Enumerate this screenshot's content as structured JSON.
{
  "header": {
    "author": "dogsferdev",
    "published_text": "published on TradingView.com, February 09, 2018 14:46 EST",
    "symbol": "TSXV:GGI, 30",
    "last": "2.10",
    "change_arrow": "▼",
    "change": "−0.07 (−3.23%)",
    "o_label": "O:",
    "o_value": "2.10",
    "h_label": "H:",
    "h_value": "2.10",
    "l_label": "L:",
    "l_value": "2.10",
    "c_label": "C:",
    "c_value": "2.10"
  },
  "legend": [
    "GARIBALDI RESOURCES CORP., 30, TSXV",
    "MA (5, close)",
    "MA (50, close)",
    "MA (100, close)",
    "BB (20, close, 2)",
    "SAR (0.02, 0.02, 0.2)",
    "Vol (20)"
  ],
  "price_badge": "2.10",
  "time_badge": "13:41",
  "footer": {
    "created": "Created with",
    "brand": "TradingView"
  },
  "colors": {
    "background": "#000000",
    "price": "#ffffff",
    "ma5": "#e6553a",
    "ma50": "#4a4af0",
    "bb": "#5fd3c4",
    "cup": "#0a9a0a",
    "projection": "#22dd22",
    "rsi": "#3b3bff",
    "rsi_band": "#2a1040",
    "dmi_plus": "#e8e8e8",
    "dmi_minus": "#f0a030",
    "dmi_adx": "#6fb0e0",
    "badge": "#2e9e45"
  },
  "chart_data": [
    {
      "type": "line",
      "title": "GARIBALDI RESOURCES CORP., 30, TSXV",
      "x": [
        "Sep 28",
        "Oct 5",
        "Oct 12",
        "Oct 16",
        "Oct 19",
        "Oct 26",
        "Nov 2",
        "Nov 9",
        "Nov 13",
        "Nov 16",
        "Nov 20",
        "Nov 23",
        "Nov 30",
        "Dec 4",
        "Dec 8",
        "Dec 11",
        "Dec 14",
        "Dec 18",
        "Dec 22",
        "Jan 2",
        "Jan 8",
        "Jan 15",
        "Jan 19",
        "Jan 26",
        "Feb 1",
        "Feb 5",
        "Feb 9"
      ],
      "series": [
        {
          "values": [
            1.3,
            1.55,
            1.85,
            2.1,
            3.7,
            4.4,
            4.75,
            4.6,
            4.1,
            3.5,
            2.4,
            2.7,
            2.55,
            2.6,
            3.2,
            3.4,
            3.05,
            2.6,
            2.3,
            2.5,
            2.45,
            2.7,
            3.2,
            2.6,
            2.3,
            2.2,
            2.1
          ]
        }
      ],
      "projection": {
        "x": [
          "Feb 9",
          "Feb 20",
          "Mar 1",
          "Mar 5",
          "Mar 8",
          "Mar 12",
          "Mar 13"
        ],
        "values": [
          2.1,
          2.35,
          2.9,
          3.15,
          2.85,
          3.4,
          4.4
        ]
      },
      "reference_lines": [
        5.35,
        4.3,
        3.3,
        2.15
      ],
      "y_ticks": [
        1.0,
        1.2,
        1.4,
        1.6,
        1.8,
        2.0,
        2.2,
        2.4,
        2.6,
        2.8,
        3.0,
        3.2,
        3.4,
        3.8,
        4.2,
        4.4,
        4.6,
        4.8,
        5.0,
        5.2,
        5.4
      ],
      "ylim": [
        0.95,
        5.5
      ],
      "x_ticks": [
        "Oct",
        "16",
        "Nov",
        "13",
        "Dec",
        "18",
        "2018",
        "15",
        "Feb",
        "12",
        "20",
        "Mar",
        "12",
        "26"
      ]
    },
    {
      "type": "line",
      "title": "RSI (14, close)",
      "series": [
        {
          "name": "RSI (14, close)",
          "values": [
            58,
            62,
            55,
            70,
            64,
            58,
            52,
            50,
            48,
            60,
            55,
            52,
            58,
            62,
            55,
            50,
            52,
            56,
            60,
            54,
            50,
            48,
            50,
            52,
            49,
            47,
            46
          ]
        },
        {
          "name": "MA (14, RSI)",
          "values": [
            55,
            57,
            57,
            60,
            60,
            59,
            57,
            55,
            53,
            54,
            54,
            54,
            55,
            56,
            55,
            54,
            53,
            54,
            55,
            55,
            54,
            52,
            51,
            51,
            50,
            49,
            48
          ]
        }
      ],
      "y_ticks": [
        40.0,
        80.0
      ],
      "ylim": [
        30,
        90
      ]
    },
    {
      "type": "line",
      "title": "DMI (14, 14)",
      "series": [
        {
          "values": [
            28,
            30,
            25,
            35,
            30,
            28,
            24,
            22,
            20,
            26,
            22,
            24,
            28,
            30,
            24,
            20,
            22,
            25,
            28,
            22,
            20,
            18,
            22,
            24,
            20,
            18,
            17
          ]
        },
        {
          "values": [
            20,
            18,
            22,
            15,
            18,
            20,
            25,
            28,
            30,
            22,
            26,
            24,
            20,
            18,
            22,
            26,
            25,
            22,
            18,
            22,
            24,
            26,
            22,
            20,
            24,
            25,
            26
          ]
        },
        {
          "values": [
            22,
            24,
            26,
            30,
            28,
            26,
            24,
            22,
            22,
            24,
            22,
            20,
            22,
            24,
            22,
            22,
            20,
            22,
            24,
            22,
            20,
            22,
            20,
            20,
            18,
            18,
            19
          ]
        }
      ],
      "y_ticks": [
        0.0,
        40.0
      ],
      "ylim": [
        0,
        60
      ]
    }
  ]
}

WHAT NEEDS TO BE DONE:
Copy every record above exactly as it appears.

OUTPUT FOR THIS TASK:
Enumerate this screenshot's content as structured JSON.
{
  "header": {
    "author": "dogsferdev",
    "published_text": "published on TradingView.com, February 09, 2018 14:46 EST",
    "symbol": "TSXV:GGI, 30",
    "last": "2.10",
    "change_arrow": "▼",
    "change": "−0.07 (−3.23%)",
    "o_label": "O:",
    "o_value": "2.10",
    "h_label": "H:",
    "h_value": "2.10",
    "l_label": "L:",
    "l_value": "2.10",
    "c_label": "C:",
    "c_value": "2.10"
  },
  "legend": [
    "GARIBALDI RESOURCES CORP., 30, TSXV",
    "MA (5, close)",
    "MA (50, close)",
    "MA (100, close)",
    "BB (20, close, 2)",
    "SAR (0.02, 0.02, 0.2)",
    "Vol (20)"
  ],
  "price_badge": "2.10",
  "time_badge": "13:41",
  "footer": {
    "created": "Created with",
    "brand": "TradingView"
  },
  "colors": {
    "background": "#000000",
    "price": "#ffffff",
    "ma5": "#e6553a",
    "ma50": "#4a4af0",
    "bb": "#5fd3c4",
    "cup": "#0a9a0a",
    "projection": "#22dd22",
    "rsi": "#3b3bff",
    "rsi_band": "#2a1040",
    "dmi_plus": "#e8e8e8",
    "dmi_minus": "#f0a030",
    "dmi_adx": "#6fb0e0",
    "badge": "#2e9e45"
  },
  "chart_data": [
    {
      "type": "line",
      "title": "GARIBALDI RESOURCES CORP., 30, TSXV",
      "x": [
        "Sep 28",
        "Oct 5",
        "Oct 12",
        "Oct 16",
        "Oct 19",
        "Oct 26",
        "Nov 2",
        "Nov 9",
        "Nov 13",
        "Nov 16",
        "Nov 20",
        "Nov 23",
        "Nov 30",
        "Dec 4",
        "Dec 8",
        "Dec 11",
        "Dec 14",
        "Dec 18",
        "Dec 22",
        "Jan 2",
        "Jan 8",
        "Jan 15",
        "Jan 19",
        "Jan 26",
        "Feb 1",
        "Feb 5",
        "Feb 9"
      ],
      "series": [
        {
          "values": [
            1.3,
            1.55,
            1.85,
            2.1,
            3.7,
            4.4,
            4.75,
            4.6,
            4.1,
            3.5,
            2.4,
            2.7,
            2.55,
            2.6,
            3.2,
            3.4,
            3.05,
            2.6,
            2.3,
            2.5,
            2.45,
            2.7,
            3.2,
            2.6,
            2.3,
            2.2,
            2.1
          ]
        }
      ],
      "projection": {
        "x": [
          "Feb 9",
          "Feb 20",
          "Mar 1",
          "Mar 5",
          "Mar 8",
          "Mar 12",
          "Mar 13"
        ],
        "values": [
          2.1,
          2.35,
          2.9,
          3.15,
          2.85,
          3.4,
          4.4
        ]
      },
      "reference_lines": [
        5.35,
        4.3,
        3.3,
        2.15
      ],
      "y_ticks": [
        1.0,
        1.2,
        1.4,
        1.6,
        1.8,
        2.0,
        2.2,
        2.4,
        2.6,
        2.8,
        3.0,
        3.2,
        3.4,
        3.8,
        4.2,
        4.4,
        4.6,
        4.8,
        5.0,
        5.2,
        5.4
      ],
      "ylim": [
        0.95,
        5.5
      ],
      "x_ticks": [
        "Oct",
        "16",
        "Nov",
        "13",
        "Dec",
        "18",
        "2018",
        "15",
        "Feb",
        "12",
        "20",
        "Mar",
        "12",
        "26"
      ]
    },
    {
      "type": "line",
      "title": "RSI (14, close)",
      "series": [
        {
          "name": "RSI (14, close)",
          "values": [
            58,
            62,
            55,
            70,
            64,
            58,
            52,
            50,
            48,
            60,
            55,
            52,
            58,
            62,
            55,
            50,
            52,
            56,
            60,
            54,
            50,
            48,
            50,
            52,
            49,
            47,
            46
          ]
        },
        {
          "name": "MA (14, RSI)",
          "values": [
            55,
            57,
            57,
            60,
            60,
            59,
            57,
            55,
            53,
            54,
            54,
            54,
            55,
            56,
            55,
            54,
            53,
            54,
            55,
            55,
            54,
            52,
            51,
            51,
            50,
            49,
            48
          ]
        }
      ],
      "y_ticks": [
        40.0,
        80.0
      ],
      "ylim": [
        30,
        90
      ]
    },
    {
      "type": "line",
      "title": "DMI (14, 14)",
      "series": [
        {
          "values": [
            28,
            30,
            25,
            35,
            30,
            28,
            24,
            22,
            20,
            26,
            22,
            24,
            28,
            30,
            24,
            20,
            22,
            25,
            28,
            22,
            20,
            18,
            22,
            24,
            20,
            18,
            17
          ]
        },
        {
          "values": [
            20,
            18,
            22,
            15,
            18,
            20,
            25,
            28,
            30,
            22,
            26,
            24,
            20,
            18,
            22,
            26,
            25,
            22,
            18,
            22,
            24,
            26,
            22,
            20,
            24,
            25,
            26
          ]
        },
        {
          "values": [
            22,
            24,
            26,
            30,
            28,
            26,
            24,
            22,
            22,
            24,
            22,
            20,
            22,
            24,
            22,
            22,
            20,
            22,
            24,
            22,
            20,
            22,
            20,
            20,
            18,
            18,
            19
          ]
        }
      ],
      "y_ticks": [
        0.0,
        40.0
      ],
      "ylim": [
        0,
        60
      ]
    }
  ]
}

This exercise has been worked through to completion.